1. the DOCA executed by the subcontractor's creditors was liable to be terminated under s 445D(1)(g) of the Corporations Act 2001 (Cth), because it was entered into for a wrongful purpose – to circumvent the operation of s 32B of the SOP Act. On termination of the DOCA and consequent liquidation, the subcontractor would lose its rights under the SOP Act; and
2. for similar reasons, the Court should stay the payment claim proceeding on the basis it was an abuse of process.
Justice Ball of the NSW Supreme Court found that:
- s 32B of the SOP Act only applies to provide protection to respondents in the event of liquidation, and not where claimants are under administration or a DOCA. That s 32B may have a limited operation because of the ability of a company under administration to execute a DOCA is not a reason for giving the Court's power to terminate a DOCA a broader operation;
- the subcontractor's payment claims proceeding was not an abuse of process because there was no repetitious use of the processes of the SOP Act or the Court to obtain judgment and the subcontractor had, by executing a DOCA, organised its affairs so that it fell outside the scope of s 32B but nothing in the DOCA undermined any policy of the SOP Act; and
- the purpose of the DOCA was to maximise the return to creditors by permitting the subcontractor to exercise the rights conferred by the SOP Act. As the creditors resolved to execute a DOCA in accordance with the administrators' opinion, they reached what was a reasonable conclusion on a matter that they were properly entitled to consider, which was sufficient to make the purpose of the DOCA a proper one.
The decision confirms that the payment claim restrictions in 32B of the SOP Act only apply to companies in liquidation. The decision also highlights the practical difficulties for respondents to successfully defend payment claims brought by insolvent claimant companies who are not in liquidation.
For insolvency practitioners the decision will be welcome news that hopelessly insolvent companies under administration or a DOCA can proceed with payment claims under the SOP Act and seek recovery for the benefit of creditors.

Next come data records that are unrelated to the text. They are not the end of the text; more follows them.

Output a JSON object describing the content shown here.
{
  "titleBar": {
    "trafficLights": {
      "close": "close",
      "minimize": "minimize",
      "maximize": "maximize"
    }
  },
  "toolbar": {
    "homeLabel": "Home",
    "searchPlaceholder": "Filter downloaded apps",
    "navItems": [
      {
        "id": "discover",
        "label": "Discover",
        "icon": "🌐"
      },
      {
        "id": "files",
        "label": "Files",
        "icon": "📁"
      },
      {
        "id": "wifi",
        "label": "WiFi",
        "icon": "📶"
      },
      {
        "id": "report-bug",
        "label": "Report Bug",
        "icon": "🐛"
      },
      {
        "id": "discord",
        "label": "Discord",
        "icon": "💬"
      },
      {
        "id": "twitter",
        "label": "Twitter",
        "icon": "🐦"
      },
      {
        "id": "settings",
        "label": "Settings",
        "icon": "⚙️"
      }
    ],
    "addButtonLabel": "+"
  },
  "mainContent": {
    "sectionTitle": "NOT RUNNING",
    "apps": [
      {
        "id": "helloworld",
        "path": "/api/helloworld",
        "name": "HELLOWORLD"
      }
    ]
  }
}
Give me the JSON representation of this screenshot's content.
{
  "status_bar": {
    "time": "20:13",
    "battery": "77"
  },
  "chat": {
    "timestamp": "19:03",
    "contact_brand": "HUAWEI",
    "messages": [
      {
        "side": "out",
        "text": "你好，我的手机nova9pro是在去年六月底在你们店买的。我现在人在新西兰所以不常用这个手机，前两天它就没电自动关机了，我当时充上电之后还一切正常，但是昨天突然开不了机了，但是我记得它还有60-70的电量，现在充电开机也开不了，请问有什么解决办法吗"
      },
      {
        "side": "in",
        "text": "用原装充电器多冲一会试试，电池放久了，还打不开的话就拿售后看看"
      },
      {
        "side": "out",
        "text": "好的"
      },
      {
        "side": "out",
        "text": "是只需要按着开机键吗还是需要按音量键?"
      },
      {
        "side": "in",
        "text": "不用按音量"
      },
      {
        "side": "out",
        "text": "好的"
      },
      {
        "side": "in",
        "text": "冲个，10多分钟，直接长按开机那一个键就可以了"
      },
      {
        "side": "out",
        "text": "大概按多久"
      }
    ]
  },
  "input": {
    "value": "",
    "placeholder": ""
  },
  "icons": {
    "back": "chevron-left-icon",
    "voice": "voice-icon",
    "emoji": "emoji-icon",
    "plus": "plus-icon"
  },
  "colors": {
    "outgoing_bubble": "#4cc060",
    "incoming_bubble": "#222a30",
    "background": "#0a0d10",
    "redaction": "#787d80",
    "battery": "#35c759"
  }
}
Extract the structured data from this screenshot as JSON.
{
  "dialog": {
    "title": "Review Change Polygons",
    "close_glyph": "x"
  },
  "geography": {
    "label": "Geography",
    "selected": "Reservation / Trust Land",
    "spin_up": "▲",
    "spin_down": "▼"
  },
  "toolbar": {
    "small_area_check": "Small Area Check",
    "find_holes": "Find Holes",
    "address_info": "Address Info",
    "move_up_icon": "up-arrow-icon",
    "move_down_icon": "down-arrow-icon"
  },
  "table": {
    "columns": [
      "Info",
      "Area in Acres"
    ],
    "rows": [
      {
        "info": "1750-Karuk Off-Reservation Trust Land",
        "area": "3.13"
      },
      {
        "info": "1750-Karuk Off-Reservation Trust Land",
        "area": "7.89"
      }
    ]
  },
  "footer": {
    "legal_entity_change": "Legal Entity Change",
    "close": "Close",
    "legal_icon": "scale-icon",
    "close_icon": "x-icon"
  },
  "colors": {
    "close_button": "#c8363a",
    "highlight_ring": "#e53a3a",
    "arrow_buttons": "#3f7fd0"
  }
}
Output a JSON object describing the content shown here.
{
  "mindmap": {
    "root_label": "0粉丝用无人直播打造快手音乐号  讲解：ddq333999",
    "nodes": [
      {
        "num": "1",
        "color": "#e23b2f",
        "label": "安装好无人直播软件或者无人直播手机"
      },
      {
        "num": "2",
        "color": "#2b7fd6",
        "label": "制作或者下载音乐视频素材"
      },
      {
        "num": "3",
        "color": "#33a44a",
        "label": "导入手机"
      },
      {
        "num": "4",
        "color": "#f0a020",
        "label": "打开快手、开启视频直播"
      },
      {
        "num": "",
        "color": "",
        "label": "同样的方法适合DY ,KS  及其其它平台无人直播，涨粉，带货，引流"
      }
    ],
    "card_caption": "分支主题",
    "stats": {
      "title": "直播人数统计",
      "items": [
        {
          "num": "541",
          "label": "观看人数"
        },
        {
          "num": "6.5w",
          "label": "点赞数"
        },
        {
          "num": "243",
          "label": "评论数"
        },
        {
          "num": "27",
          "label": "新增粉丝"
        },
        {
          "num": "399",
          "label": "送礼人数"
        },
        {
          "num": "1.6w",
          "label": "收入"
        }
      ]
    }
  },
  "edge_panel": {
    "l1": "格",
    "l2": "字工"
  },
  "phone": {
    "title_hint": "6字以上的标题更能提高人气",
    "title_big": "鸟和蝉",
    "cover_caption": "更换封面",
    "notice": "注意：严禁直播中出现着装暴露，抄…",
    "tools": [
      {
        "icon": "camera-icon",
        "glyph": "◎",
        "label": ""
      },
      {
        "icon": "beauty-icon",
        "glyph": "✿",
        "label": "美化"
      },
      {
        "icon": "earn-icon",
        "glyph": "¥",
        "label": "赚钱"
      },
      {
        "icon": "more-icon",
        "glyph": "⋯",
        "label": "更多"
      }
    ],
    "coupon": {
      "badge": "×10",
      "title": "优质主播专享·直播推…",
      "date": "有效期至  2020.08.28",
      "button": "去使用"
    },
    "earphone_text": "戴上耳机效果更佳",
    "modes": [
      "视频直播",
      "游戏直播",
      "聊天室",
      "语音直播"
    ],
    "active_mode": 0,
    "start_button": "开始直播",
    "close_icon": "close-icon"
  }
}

In this case, the subcontractor was entitled to enforce its payment claims as debts due without having to deal with any defence or cross-claim, as the head contractor had not issued payment schedules in relation to some payment claims and had agreed scheduled amounts payable in respect of other payment claims. The decision will have wider application as a holding DOCA could also be executed to enable a hopelessly insolvent company to issue a payment claim and make an adjudication application in respect of any amount withheld in a payment schedule.